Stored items
__________

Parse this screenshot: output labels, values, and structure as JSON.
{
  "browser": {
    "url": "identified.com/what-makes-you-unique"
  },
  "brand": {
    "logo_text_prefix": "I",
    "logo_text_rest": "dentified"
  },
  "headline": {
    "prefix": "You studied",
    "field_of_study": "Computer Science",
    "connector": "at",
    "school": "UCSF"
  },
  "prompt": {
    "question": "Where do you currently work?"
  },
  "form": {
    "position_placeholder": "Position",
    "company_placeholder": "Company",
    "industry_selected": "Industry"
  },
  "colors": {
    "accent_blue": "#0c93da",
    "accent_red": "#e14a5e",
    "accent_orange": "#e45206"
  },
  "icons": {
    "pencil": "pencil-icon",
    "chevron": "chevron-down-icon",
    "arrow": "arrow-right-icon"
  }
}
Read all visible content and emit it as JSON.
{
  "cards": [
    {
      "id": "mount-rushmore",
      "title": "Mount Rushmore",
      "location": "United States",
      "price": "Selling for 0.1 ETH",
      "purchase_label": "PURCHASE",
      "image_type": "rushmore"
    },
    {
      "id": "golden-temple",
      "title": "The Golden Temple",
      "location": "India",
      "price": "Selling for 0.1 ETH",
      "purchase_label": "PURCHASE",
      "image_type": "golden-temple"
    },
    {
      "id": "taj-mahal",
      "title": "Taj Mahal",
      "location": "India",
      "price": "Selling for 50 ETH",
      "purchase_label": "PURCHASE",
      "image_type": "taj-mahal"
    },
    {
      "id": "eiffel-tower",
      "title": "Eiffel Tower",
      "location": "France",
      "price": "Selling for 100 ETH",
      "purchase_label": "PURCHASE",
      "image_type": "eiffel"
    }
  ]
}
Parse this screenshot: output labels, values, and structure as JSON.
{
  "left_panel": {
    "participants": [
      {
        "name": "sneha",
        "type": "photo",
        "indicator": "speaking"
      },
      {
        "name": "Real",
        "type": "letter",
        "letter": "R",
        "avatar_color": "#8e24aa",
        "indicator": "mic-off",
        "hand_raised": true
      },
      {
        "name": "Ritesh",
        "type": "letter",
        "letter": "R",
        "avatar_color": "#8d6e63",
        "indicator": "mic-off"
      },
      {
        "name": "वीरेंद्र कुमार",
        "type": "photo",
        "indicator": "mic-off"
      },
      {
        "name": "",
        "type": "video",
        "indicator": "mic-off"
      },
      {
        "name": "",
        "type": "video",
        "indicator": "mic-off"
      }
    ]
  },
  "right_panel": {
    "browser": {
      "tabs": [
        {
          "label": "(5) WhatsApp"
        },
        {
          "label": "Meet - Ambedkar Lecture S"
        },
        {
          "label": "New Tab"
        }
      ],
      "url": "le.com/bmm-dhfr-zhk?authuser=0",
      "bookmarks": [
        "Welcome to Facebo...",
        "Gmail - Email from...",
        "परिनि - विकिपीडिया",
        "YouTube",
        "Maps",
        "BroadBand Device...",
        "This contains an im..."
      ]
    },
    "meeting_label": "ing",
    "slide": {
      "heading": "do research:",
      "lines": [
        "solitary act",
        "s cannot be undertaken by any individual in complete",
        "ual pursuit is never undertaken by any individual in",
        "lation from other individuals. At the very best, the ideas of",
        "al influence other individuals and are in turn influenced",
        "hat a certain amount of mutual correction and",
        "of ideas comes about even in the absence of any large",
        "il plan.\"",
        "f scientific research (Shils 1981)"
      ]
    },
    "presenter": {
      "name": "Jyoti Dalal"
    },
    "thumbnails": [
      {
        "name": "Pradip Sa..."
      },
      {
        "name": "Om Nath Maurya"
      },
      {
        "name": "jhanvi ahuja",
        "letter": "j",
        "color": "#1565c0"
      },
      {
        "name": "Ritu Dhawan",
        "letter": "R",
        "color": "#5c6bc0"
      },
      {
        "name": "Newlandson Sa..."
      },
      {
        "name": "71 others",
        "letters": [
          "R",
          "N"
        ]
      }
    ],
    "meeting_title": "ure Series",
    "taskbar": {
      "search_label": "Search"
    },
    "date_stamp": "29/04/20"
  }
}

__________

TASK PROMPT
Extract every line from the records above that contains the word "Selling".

SOLUTION TO THIS PROBLEM
      "price": "Selling for 0.1 ETH",
      "price": "Selling for 0.1 ETH",
      "price": "Selling for 50 ETH",
      "price": "Selling for 100 ETH",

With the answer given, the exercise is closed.